Is a Coastal Romance any romance set by the sea? Such an open definition would drive some people crazy and I understand their point. A pretty but two dimensional background that could just as easily be a mountain or outback or city setting doesn’t seem to warrant a special label. Surely a Coastal Romance has to make the sea integral to the plot?
I’m not convinced.
I’ve heard these arguments before in the Steampunk community. Some people want a rigid definition that allows lines to be drawn and people clearly put either inside or outside the community/genre/magic circle. But I’m more about inclusion. If a person self-identifies as a Steampunk, then that’s what they are.
So when it comes to Coastal Romance , if the author or readers identify a book as Coastal Romance, then it is.
*shrieks from the peanut gallery and a shower of peanut shells*
Yes, I do know that this is unhelpful in the extreme for deciding metadata. If everyone and their dolphin can join in, the label of the sub-genre risks becoming meaningless. Still, there is a lot of power in the wisdom of the crowd and I think we can trust it.
There will be discussions and mishaps and a few raspberries blown, but I think that as a community of readers, writers, editors and reviewers we will develop an effective working definition of Coastal Romance.
This is where I’m starting from:
Coastal Romance is about freedom, wide open horizons, taking chances and daring to love. It celebrates the sea in all of its moods. When we escape the everyday, anything is possible.

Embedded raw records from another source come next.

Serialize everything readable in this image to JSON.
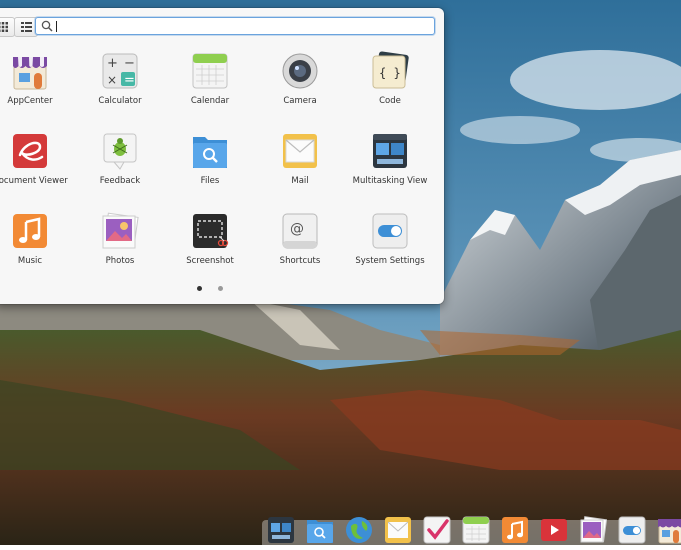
{
  "launcher": {
    "view_buttons": [
      {
        "name": "grid-view",
        "icon": "grid-view-icon",
        "active": true
      },
      {
        "name": "category-view",
        "icon": "category-view-icon",
        "active": false
      }
    ],
    "search": {
      "value": "",
      "placeholder": ""
    },
    "apps": [
      {
        "label": "AppCenter",
        "icon": "appcenter-icon"
      },
      {
        "label": "Calculator",
        "icon": "calculator-icon"
      },
      {
        "label": "Calendar",
        "icon": "calendar-icon"
      },
      {
        "label": "Camera",
        "icon": "camera-icon"
      },
      {
        "label": "Code",
        "icon": "code-icon"
      },
      {
        "label": "Document Viewer",
        "icon": "document-viewer-icon"
      },
      {
        "label": "Feedback",
        "icon": "feedback-icon"
      },
      {
        "label": "Files",
        "icon": "files-icon"
      },
      {
        "label": "Mail",
        "icon": "mail-icon"
      },
      {
        "label": "Multitasking View",
        "icon": "multitasking-view-icon"
      },
      {
        "label": "Music",
        "icon": "music-icon"
      },
      {
        "label": "Photos",
        "icon": "photos-icon"
      },
      {
        "label": "Screenshot",
        "icon": "screenshot-icon"
      },
      {
        "label": "Shortcuts",
        "icon": "shortcuts-icon"
      },
      {
        "label": "System Settings",
        "icon": "system-settings-icon"
      }
    ],
    "pages": {
      "count": 2,
      "current": 1
    }
  },
  "dock": {
    "items": [
      {
        "icon": "multitasking-view-icon"
      },
      {
        "icon": "files-icon"
      },
      {
        "icon": "web-browser-icon"
      },
      {
        "icon": "mail-icon"
      },
      {
        "icon": "tasks-icon"
      },
      {
        "icon": "calendar-icon"
      },
      {
        "icon": "music-icon"
      },
      {
        "icon": "videos-icon"
      },
      {
        "icon": "photos-icon"
      },
      {
        "icon": "system-settings-icon"
      },
      {
        "icon": "appcenter-icon"
      }
    ]
  },
  "colors": {
    "search_focus": "#6ba3dd",
    "panel_background": "#f7f7f7"
  }
}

[Also see my earlier post, Coastal Romance: The New Wave of Rural Romance]